Go to coolidge.org/films/hospital.
Young, gifted, and black
The Chicago activists Janaé Bonsu and Bella BAHHS, subjects of Ashley O’Shay’s “Unapologetic,” are leaders in the Movement for Black Lives. They are Black, gay women — an intersection of three groups most at risk from what the two women describe as state-sanctioned police violence. In 2012, 22-year-old Rekia Boyd was shot to death by an off-duty officer. When he was acquitted of murder and kept on the force, Bonsu and BAHHS’s movement took to the streets. Similarly in 2014, when Laquan McDonald was murdered by a police officer and city government was accused of a cover-up, they joined the protests.

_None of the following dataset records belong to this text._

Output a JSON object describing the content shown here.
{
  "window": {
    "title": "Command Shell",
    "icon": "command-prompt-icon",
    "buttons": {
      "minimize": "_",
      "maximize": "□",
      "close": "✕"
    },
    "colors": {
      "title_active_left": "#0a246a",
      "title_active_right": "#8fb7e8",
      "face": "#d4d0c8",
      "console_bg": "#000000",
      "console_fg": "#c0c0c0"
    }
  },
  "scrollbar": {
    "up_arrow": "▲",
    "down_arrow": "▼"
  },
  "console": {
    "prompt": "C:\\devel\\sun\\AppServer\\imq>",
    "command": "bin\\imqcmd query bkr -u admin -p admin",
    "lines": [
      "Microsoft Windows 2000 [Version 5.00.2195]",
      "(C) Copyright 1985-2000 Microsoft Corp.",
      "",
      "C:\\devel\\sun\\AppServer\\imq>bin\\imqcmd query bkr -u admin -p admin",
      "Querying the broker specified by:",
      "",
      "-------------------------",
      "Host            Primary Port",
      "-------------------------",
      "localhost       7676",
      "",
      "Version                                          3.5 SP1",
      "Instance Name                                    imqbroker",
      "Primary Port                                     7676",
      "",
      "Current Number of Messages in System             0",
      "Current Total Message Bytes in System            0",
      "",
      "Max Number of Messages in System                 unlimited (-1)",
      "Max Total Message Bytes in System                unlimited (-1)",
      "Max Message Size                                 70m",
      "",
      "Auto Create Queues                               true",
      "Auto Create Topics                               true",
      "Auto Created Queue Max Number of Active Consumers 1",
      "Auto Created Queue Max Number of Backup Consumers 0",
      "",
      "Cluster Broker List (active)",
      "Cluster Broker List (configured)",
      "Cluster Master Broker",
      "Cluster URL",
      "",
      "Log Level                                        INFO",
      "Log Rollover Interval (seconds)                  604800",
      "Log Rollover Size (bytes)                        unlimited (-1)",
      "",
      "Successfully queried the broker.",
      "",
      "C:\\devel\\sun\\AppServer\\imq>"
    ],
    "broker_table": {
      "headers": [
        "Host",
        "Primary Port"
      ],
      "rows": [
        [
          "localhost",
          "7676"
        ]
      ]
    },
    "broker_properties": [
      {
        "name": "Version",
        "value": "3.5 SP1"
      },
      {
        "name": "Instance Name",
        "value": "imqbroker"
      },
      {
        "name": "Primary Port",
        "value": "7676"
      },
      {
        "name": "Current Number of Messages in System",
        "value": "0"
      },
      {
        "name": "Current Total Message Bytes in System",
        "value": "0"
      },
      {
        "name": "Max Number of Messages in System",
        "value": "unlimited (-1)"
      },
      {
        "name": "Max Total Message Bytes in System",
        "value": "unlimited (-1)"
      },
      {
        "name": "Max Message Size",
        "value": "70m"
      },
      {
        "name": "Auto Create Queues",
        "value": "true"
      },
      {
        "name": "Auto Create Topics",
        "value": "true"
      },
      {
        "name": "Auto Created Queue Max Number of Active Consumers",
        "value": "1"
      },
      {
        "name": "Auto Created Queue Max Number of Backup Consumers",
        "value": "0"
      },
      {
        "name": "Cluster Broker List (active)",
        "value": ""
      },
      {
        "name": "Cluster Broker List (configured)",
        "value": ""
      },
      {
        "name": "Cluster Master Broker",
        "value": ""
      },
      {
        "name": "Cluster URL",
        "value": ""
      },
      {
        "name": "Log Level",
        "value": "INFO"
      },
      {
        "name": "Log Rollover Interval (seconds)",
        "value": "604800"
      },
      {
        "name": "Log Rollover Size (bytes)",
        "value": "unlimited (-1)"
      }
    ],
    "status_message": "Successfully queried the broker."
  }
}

BAHHS, whose brother is in prison, is a “rap-tivist,” rousing crowds with eloquent, passionate hip-hop performances. Bonsu is more of an academic, trying to balance her activism with her pursuit of a PhD. Both recognize that in addition to systemic racism they must combat misogyny and homophobia — especially within their own movement.
O’Shay takes an engaged, intimate, and observational approach in her film, capturing the zeal of the marches and protests, the intensity of strategy sessions, and the personal pain, anger, and hope of the subjects in private moments. Many of the events shown here are also the subject of “City So Real,” Steve James’s five-part National Geographic documentary about the 2019 Chicago mayoral election, and the two films together are complementary in their insights and perspectives.
“Unapologetic,” a co-presentation of the DocYard and the Roxbury International Film Festival, can be streamed Nov. 13-19 at bit.ly/2HYQIE8. Director Ashley O’Shay and the film’s editor, Rubin Daniels, will be attending a virtual Q&A with DocYard curator Abby Sun Nov. 16 at 7 p.m. Attendees should register at bit.ly/3p23xPh.
The title subject of Roger Lyons’s “Etched in Glass: The Legacy of Steve Ross” spent most of his childhood in Nazi concentration camps. An American soldier rescued him from Dachau, showing him the first kindness he had seen in five years and giving him a small American flag. Ross would spend the next 67 years trying to track down the soldier to offer thanks.
Ross emigrated as a teenager to the Boston area, where he was raised in a home for war orphans. Undaunted by his trauma and loss, Ross earned three university degrees and became a child psychologist and youth worker for teens at risk in the toughest parts of Roxbury, Dorchester, East Boston, and South Boston. He shared his story with them, inspiring them with this example of the resilience of the human spirit and reminder of the depths of human evil.
In 1995 he founded the New England Holocaust Memorial, a solemn structure with six glass towers representing the 6 million Jews murdered by the Nazis. Etched in glass are millions of the numbers that had been tattooed on these victims’ arms.
Ross died in February. This film is a memorial to him.
“Etched in Glass: The Legacy of Steve Ross” can be seen on GBH Nov. 12 at 9 p.m. with a simulcast on YouTube TV, and on WGBX Nov. 15 at 8 p.m. and Nov. 16 at noon.
Go to www.steverossfilm.org.
Down and out in the USA
Nicholas Kristof grew up in the small town of Yamhill, Ore., where he made many friends in high school before leaving for Harvard. He went on to become a renowned author and journalist and winner of two Pulitzer Prizes, one in 1990 for his coverage of the 1989 Tiananmen Square protests, an award he shared with his wife, Sheryl WuDunn. Back in Yamhill his friends were dying — of poverty, despair, and opioid addiction.
In Viva Van Loock’s documentary “Tightrope: Americans Reaching for Hope,” based on the book by Kristof and WuDunn, the couple return to Yamhill to visit Kristof’s surviving friends and investigate the causes of the town’s misfortune. They find a microcosm of the murderous inequality that has grown in the United States over the past five decades. It is a familiar story, without any solution in sight, but for Kristof this historical tragedy is a personal one as well.
“Tightrope: Americans Reaching for Hope” is now streaming at WORLDChannel.org and via the PBS App until Nov. 30. It will then be available as part of the PBS Passport service..
Peter Keough can be reached at firstname.lastname@example.org.